- **REQUIRED WORK**
Tally the lines of the data that include the word "Standard". Only the number is to be returned.

-------- RECORDS SHOWN

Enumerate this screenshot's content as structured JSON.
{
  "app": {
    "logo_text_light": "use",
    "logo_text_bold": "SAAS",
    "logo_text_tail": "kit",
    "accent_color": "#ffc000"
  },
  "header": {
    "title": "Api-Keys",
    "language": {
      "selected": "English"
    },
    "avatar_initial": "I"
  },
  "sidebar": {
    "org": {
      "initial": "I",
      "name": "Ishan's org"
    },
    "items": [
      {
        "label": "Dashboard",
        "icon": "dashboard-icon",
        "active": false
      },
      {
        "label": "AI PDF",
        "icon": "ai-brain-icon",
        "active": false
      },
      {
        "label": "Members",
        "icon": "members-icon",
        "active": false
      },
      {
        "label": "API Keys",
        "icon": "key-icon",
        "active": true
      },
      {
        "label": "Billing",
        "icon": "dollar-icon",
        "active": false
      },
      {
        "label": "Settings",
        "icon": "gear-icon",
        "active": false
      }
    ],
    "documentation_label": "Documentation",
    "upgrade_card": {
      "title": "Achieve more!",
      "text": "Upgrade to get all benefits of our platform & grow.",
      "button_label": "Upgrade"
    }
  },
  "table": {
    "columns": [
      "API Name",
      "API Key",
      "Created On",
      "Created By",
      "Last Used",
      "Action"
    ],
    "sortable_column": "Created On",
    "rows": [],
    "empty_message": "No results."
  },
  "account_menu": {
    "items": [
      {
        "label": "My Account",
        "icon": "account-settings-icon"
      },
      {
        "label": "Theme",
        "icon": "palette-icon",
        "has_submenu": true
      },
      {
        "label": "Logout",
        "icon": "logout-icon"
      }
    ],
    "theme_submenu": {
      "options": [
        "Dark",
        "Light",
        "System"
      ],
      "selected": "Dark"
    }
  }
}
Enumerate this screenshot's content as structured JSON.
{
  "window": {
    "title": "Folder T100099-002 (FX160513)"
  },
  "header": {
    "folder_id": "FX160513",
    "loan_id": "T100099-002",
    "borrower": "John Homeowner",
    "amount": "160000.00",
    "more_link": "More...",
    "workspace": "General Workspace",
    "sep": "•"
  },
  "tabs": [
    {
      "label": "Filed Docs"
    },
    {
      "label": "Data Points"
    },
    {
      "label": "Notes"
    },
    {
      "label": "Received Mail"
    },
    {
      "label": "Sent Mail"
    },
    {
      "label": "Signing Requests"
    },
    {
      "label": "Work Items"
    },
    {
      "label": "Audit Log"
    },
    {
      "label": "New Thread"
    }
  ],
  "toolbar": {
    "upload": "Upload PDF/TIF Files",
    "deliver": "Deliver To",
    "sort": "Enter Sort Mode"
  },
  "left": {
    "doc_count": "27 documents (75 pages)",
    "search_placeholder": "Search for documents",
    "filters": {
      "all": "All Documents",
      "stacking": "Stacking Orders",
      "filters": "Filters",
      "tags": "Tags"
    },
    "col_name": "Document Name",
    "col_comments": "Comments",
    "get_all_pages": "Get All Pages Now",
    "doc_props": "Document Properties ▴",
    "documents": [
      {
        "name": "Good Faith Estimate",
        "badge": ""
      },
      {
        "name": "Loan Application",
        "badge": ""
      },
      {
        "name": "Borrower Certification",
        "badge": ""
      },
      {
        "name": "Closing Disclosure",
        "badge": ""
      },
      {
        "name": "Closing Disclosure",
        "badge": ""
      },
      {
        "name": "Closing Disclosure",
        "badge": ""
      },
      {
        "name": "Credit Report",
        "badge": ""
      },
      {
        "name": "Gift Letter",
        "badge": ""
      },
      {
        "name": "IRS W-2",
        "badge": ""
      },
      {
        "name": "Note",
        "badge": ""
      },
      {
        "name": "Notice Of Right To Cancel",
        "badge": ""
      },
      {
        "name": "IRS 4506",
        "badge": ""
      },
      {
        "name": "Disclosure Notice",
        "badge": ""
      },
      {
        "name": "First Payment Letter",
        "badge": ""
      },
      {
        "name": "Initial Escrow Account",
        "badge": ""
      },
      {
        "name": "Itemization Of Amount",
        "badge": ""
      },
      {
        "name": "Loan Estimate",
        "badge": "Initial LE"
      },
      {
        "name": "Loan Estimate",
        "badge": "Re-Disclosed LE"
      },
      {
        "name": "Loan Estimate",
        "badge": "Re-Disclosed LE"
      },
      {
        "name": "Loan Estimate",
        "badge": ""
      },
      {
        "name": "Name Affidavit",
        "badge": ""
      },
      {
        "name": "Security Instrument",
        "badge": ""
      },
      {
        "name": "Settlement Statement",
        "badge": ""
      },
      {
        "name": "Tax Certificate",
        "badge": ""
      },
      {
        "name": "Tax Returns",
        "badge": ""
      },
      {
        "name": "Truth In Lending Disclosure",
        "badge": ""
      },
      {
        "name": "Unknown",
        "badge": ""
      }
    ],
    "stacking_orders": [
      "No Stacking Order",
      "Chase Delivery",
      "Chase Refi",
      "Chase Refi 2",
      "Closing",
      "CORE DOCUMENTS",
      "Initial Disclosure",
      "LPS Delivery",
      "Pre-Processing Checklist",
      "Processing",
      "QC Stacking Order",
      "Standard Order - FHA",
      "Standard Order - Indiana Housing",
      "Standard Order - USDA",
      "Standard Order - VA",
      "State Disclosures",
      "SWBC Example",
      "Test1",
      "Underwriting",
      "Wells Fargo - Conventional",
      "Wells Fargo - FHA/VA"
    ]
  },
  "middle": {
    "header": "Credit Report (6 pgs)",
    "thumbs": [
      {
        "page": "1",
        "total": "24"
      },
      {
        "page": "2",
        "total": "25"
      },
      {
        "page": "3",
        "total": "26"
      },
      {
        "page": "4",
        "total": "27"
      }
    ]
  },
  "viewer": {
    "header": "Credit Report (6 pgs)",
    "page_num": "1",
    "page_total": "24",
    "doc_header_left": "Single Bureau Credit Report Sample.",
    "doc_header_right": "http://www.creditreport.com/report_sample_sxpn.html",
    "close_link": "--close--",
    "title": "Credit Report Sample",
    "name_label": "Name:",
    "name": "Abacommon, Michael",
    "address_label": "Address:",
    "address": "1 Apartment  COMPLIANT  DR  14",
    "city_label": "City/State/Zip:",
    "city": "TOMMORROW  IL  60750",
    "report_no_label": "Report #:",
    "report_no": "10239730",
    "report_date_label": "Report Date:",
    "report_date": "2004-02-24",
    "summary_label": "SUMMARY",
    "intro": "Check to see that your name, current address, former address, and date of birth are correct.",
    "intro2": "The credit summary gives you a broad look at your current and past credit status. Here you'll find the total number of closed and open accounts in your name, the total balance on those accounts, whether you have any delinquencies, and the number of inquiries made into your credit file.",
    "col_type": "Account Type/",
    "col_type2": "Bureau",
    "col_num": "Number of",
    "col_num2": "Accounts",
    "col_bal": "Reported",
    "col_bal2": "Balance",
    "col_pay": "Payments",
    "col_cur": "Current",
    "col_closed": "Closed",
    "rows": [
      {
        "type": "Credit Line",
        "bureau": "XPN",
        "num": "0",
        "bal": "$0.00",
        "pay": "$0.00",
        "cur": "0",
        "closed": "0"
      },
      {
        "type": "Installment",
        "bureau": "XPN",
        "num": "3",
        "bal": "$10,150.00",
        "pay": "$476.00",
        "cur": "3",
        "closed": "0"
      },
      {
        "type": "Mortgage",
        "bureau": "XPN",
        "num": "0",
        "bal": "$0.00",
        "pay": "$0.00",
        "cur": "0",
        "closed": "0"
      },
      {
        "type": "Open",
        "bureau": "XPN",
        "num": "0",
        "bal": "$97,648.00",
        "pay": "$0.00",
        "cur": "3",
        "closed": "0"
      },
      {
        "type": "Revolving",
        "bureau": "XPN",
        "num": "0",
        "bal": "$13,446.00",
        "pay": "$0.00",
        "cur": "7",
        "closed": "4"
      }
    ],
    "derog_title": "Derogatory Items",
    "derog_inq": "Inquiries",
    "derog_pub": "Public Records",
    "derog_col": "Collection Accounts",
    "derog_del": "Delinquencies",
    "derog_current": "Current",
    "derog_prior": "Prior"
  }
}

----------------

- **WRITTEN SOLUTION**
4